Washington D.C.: So what do marijuana and poor sleep have in common? A recent study has suggested that falling behind on sleep can lead to a similar side effect of smoking pot.
The University of Chicago study shows that sleep loss amplifies and extends blood levels of a chemical signal that enhances the joy of eating, particularly the guilty pleasures gained from sweet or salty, high-fat snack foods.
Sleep-deprived participants in this study, all young, healthy volunteers, were unable to resist what the researchers called "highly palatable, rewarding snacks," meaning cookies, candy and chips, even though they had consumed a meal that supplied 90 percent of their daily caloric needs two hours before.

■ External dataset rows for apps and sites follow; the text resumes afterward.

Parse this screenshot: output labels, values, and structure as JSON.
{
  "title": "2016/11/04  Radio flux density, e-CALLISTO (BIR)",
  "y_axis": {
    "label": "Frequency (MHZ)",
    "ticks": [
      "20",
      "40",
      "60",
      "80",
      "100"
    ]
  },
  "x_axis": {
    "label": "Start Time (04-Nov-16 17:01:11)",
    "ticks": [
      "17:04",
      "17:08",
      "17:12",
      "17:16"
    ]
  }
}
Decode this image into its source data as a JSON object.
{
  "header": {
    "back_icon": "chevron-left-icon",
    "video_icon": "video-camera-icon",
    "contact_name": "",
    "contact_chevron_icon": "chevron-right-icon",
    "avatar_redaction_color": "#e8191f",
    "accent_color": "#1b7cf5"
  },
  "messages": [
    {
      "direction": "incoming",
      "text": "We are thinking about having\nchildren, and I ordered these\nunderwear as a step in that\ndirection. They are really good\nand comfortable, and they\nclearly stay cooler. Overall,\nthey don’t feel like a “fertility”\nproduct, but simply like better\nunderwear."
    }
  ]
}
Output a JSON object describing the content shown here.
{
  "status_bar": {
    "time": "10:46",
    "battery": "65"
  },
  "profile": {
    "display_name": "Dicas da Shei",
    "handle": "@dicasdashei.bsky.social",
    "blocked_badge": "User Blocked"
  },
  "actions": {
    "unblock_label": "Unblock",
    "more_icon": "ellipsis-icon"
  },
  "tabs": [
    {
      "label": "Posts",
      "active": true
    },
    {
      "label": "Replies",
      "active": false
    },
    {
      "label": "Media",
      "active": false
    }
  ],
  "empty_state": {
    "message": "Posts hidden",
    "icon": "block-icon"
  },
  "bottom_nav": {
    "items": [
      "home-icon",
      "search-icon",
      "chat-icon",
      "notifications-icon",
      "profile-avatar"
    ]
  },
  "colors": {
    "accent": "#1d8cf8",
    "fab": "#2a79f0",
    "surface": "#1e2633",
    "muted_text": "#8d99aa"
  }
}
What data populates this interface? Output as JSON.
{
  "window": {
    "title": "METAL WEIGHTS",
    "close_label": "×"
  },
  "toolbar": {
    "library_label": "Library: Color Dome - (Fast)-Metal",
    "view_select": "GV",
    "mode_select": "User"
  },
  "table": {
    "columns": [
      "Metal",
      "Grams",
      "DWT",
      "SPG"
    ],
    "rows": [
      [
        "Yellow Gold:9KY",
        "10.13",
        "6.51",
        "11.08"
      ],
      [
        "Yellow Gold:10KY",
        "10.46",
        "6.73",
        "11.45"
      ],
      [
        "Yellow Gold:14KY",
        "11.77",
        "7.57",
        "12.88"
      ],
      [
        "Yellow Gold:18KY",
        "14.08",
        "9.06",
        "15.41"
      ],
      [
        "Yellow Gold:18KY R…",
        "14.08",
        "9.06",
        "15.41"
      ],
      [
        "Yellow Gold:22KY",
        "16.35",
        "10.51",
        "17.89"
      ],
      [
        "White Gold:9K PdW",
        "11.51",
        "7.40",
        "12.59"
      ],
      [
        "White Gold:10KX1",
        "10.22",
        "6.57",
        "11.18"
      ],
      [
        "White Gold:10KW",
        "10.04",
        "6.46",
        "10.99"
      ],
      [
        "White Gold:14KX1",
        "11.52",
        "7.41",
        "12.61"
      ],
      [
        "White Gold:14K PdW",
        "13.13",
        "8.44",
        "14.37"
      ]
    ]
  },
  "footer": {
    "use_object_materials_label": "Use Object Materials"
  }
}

The effects of sleep loss on appetite were most powerful in the late afternoon and early evening, times when snacking has been linked to weight gain.
Erin Hanlon said that they found that sleep restriction seems to augment the endocannabinoid system, the same system targeted by the active ingredient of marijuana, to enhance the desire for food intake.
This chemical signal is the endocannabinoid 2-arachidonoylglycerol (2-AG). Blood levels of 2-AG are typically low overnight. They slowly rise during the day, peaking in the early afternoon.
Hanlon explained that this suggests that "if you have a Snickers bar, and you've had enough sleep, you can control your natural response, but if you're sleep deprived, your hedonic drive for certain foods gets stronger, and your ability to resist them may be impaired. So you are more likely to eat it. Do that again and again, and you pack on the pounds."
The findings are published in the journal SLEEP.